Information given —
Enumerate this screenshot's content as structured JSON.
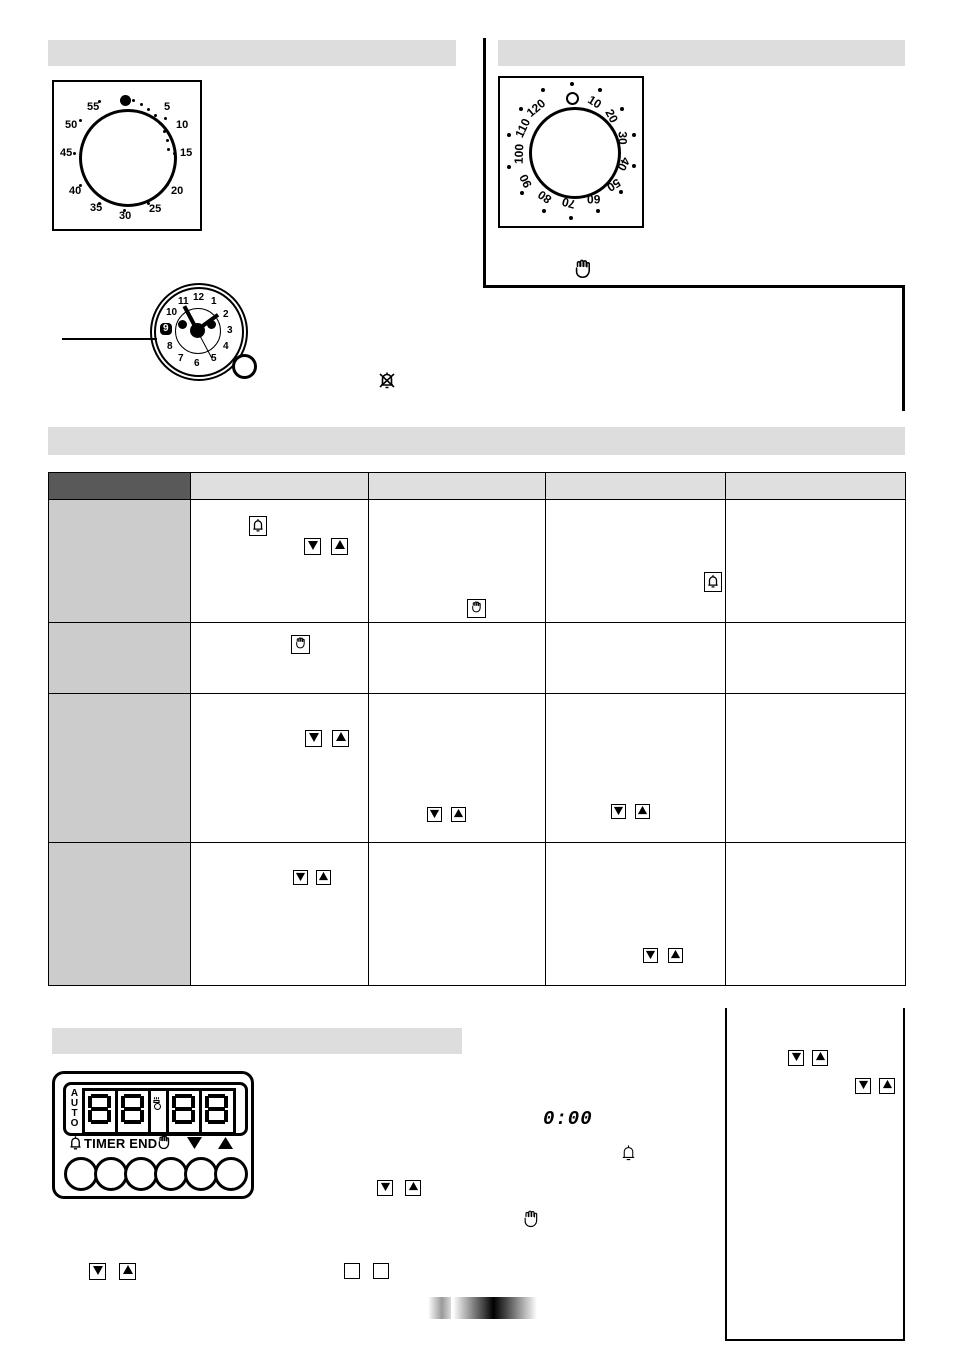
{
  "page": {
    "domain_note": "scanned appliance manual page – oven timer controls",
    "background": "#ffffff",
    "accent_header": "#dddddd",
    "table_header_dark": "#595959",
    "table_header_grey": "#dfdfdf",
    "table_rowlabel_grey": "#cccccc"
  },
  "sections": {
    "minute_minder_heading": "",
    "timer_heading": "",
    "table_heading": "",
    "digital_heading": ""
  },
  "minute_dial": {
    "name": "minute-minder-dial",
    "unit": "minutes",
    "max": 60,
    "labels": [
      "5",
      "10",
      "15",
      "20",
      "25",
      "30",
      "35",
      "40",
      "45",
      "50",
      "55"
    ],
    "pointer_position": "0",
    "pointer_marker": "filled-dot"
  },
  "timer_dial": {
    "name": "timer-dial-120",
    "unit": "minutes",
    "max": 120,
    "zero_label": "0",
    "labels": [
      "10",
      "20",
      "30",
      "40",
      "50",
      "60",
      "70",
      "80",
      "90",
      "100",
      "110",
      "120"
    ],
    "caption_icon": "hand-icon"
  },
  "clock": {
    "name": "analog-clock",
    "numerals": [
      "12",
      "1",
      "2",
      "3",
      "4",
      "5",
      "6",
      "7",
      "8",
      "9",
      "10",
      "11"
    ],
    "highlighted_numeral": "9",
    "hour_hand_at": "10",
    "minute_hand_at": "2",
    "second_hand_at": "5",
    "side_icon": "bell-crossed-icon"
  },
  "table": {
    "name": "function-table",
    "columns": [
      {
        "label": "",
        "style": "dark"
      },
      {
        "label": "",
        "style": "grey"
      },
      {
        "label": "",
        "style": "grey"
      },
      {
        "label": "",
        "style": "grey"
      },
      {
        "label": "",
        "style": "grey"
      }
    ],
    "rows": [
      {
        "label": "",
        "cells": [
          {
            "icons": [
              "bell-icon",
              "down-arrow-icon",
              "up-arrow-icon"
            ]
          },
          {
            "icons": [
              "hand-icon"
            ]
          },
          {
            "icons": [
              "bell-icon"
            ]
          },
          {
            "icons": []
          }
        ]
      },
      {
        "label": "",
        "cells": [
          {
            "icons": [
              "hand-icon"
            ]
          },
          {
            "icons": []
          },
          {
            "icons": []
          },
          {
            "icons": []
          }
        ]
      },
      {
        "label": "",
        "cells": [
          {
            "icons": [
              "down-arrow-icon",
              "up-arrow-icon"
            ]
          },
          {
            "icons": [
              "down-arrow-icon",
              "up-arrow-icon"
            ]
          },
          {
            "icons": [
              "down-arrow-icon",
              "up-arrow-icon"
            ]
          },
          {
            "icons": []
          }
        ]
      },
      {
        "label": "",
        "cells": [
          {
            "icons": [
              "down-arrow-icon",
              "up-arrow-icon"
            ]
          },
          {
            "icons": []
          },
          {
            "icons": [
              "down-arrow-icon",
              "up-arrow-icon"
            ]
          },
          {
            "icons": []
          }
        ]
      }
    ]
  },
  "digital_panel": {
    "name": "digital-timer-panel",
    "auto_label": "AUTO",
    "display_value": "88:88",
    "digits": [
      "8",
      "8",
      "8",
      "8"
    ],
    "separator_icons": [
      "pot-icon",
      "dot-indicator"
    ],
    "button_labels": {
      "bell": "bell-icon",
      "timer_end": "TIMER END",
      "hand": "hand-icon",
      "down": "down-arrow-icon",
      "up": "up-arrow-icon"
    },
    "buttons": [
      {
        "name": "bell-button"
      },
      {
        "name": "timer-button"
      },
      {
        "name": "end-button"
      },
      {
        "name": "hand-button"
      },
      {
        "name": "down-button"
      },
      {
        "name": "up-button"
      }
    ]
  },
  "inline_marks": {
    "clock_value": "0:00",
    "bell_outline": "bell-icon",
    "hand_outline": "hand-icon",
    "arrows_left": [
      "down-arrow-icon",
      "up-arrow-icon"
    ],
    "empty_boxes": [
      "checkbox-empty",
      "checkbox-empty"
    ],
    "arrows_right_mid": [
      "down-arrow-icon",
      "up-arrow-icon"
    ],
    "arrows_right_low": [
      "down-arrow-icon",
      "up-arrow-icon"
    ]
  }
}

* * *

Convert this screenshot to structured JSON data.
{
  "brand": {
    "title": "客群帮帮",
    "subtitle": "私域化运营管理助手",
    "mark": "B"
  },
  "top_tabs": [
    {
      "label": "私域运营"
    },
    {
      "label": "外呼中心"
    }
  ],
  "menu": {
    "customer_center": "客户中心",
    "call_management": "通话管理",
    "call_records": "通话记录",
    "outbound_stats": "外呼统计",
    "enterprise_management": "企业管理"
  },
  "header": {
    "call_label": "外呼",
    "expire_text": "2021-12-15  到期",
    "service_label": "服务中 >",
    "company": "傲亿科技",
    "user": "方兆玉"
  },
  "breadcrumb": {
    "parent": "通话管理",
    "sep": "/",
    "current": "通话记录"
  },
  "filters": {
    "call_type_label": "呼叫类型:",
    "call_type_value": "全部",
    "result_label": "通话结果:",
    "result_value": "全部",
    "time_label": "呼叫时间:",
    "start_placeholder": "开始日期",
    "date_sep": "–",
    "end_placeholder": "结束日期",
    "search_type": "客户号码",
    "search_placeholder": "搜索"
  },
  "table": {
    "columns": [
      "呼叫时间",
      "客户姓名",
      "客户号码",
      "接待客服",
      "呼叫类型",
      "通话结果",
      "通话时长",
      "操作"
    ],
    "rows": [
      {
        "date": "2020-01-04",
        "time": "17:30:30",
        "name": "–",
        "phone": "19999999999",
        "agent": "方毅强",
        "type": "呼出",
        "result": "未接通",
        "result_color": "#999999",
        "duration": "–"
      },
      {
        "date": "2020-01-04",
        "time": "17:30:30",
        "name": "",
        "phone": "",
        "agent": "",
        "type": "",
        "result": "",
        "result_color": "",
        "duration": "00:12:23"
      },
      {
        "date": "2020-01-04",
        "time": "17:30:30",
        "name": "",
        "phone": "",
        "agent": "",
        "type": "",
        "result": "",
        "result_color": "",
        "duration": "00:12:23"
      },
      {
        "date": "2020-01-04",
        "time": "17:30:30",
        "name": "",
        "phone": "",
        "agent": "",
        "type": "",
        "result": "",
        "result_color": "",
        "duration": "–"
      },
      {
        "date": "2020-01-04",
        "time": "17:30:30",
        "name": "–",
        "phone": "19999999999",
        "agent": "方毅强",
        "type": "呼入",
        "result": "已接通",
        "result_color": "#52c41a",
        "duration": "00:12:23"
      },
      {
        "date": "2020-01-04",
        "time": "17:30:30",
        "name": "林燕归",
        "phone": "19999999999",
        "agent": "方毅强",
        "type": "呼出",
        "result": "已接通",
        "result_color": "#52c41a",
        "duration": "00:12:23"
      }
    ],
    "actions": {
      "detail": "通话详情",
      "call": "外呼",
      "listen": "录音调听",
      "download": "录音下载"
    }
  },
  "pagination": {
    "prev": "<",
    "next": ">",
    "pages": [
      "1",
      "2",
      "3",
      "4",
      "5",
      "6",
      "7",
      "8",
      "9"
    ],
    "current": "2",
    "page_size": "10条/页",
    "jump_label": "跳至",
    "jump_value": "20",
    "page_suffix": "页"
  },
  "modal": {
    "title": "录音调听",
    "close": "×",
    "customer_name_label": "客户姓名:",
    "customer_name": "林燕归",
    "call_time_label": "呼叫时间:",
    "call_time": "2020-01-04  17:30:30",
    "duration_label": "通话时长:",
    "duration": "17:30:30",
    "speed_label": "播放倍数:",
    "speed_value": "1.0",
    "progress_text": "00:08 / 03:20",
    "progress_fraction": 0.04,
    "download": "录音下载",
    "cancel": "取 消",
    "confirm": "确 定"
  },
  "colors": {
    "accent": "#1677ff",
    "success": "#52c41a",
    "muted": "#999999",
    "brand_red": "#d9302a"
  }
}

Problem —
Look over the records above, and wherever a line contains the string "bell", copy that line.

Response to this task —
    "side_icon": "bell-crossed-icon"
              "bell-icon",
              "bell-icon"
      "bell": "bell-icon",
        "name": "bell-button"
    "bell_outline": "bell-icon",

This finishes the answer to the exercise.